Work required >>
Lines from the one containing "Serialize everything readable" through the end of the entries below: set them down exactly, both ends included, with nothing added.

Records provided Block Start

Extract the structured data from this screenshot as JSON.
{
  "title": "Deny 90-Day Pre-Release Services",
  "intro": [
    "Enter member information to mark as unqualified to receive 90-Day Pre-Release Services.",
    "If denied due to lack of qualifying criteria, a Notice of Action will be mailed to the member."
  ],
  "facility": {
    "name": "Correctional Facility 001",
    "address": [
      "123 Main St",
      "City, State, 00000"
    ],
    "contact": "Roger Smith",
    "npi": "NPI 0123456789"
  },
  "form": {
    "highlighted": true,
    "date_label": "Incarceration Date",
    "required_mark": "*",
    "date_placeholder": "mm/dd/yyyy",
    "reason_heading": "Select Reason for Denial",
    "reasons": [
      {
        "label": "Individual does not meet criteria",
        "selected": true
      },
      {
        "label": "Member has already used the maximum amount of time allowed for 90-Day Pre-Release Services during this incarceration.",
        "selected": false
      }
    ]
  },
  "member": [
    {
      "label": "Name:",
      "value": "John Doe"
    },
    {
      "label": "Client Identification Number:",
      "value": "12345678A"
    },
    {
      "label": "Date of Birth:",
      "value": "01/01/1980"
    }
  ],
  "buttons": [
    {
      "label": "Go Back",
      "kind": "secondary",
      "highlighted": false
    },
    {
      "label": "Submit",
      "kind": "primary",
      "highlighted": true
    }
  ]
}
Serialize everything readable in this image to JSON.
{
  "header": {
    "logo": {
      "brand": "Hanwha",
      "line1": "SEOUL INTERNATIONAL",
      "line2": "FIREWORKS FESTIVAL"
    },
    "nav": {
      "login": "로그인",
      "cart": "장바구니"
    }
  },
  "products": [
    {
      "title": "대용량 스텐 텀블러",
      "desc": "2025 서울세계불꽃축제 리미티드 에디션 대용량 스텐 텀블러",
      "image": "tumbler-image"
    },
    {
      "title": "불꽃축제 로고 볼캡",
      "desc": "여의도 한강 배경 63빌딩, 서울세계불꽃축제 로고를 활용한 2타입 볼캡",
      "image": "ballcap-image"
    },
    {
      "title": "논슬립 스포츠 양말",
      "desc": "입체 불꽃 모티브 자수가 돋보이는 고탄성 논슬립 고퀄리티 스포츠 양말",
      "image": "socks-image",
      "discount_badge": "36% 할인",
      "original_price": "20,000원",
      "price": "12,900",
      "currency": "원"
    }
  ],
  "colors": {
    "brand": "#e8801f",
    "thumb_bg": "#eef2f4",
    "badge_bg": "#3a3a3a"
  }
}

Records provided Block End

Exercise answer >>
Serialize everything readable in this image to JSON.
{
  "header": {
    "logo": {
      "brand": "Hanwha",
      "line1": "SEOUL INTERNATIONAL",
      "line2": "FIREWORKS FESTIVAL"
    },
    "nav": {
      "login": "로그인",
      "cart": "장바구니"
    }
  },
  "products": [
    {
      "title": "대용량 스텐 텀블러",
      "desc": "2025 서울세계불꽃축제 리미티드 에디션 대용량 스텐 텀블러",
      "image": "tumbler-image"
    },
    {
      "title": "불꽃축제 로고 볼캡",
      "desc": "여의도 한강 배경 63빌딩, 서울세계불꽃축제 로고를 활용한 2타입 볼캡",
      "image": "ballcap-image"
    },
    {
      "title": "논슬립 스포츠 양말",
      "desc": "입체 불꽃 모티브 자수가 돋보이는 고탄성 논슬립 고퀄리티 스포츠 양말",
      "image": "socks-image",
      "discount_badge": "36% 할인",
      "original_price": "20,000원",
      "price": "12,900",
      "currency": "원"
    }
  ],
  "colors": {
    "brand": "#e8801f",
    "thumb_bg": "#eef2f4",
    "badge_bg": "#3a3a3a"
  }
}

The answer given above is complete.